On the evening of October 1st, students and community members gathered in Kingsbury Hall to celebrate the 10th anniversary of the founding of the Confucius Institute at the University of Utah (CIUU) and the conclusion of Chinese Culture Week. The Sichuan University Art Troupe, visiting from CIUU’s partner university in China, performed their award-winning dances for an audience of nearly 2000.

University of Utah Vice-President Fred Esplin opened the evening by reading aloud a letter of congratulations from University President David Pershing.  In the letter, Pershing recognized CIUU’s efforts to bring Chinese culture to the University of Utah community and extended a warm welcome to the Sichuan University Art Troupe.



four people stand on stage

Fred Esplin, Fusheng Wu, and Dingzhi Fang give opening remarks


Heping Xie, the president of Sichuan University, also wrote to congratulate the CIUU on its 10th anniversary. In his letter, he praised the Institute’s efforts to build community, teach the Chinese language, and share Chinese culture both at the University of Utah and throughout the state.
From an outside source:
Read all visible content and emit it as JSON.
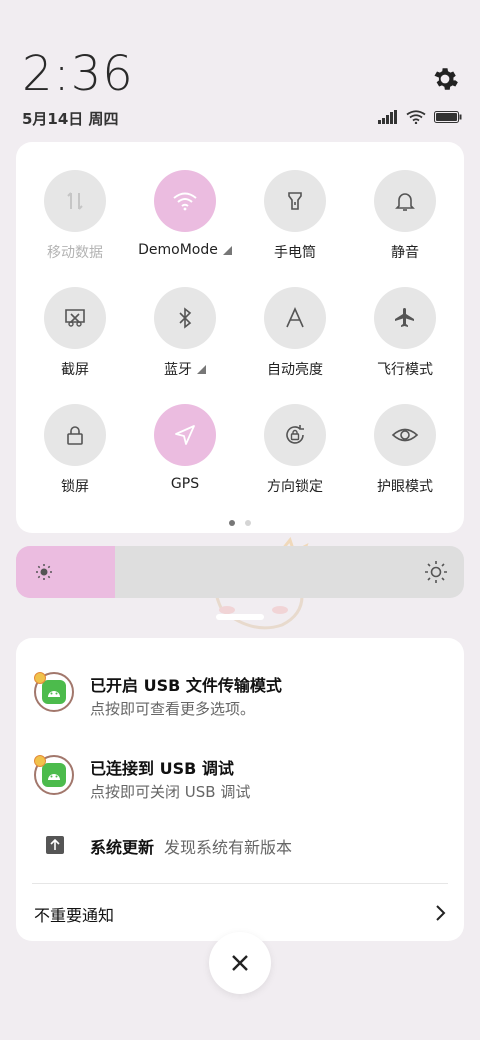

In 10 years, CIUU has been able to strengthen ties between American and Chinese citizens and promote mutual understanding and friendship in the state of Utah. Mr. Xie also praised Utah’s Dual Language Immersion program and the teachers who work to produce impressive results.

Professor Fusheng Wu, Director of CIUU, and Professor Dingzhi Fang, Director of SCU’s School of Overseas Education, extended congratulations to the Institute and the University, and thanked cooperating schools around the state.


dancers holding pink fans perform a dance

SCU Art Troupe performs a traditional dance

a young woman holds a pipa, a large string intstrument, on her knee

Pipa solo

a dancer dressed in a red costume shows off a colored mask

Sichuan Opera “Changing Face”


During their performance, the SCU Art Troupe dazzled the audience with folk dances, showcasing the culture of ethnic minorities in western China. In addition, an Art Troupe member performed the famous Sichuan Opera “Changing Face,” which involves quickly and dramatically switching brightly colored masks.

dancers in traditional costume on stage

Tibetan folk dance

dancers in traditional costumes on stage

Qiang Minority dance


As the performance came to a close, audience members expressed that this had been one of the most impressive displays of Chinese culture they had seen. 

We are proud of the work CIUU has been able to do in the past 10 years, and we look forward to more 


You can find the original Chinese version of this article here.

Last Updated: 11/22/17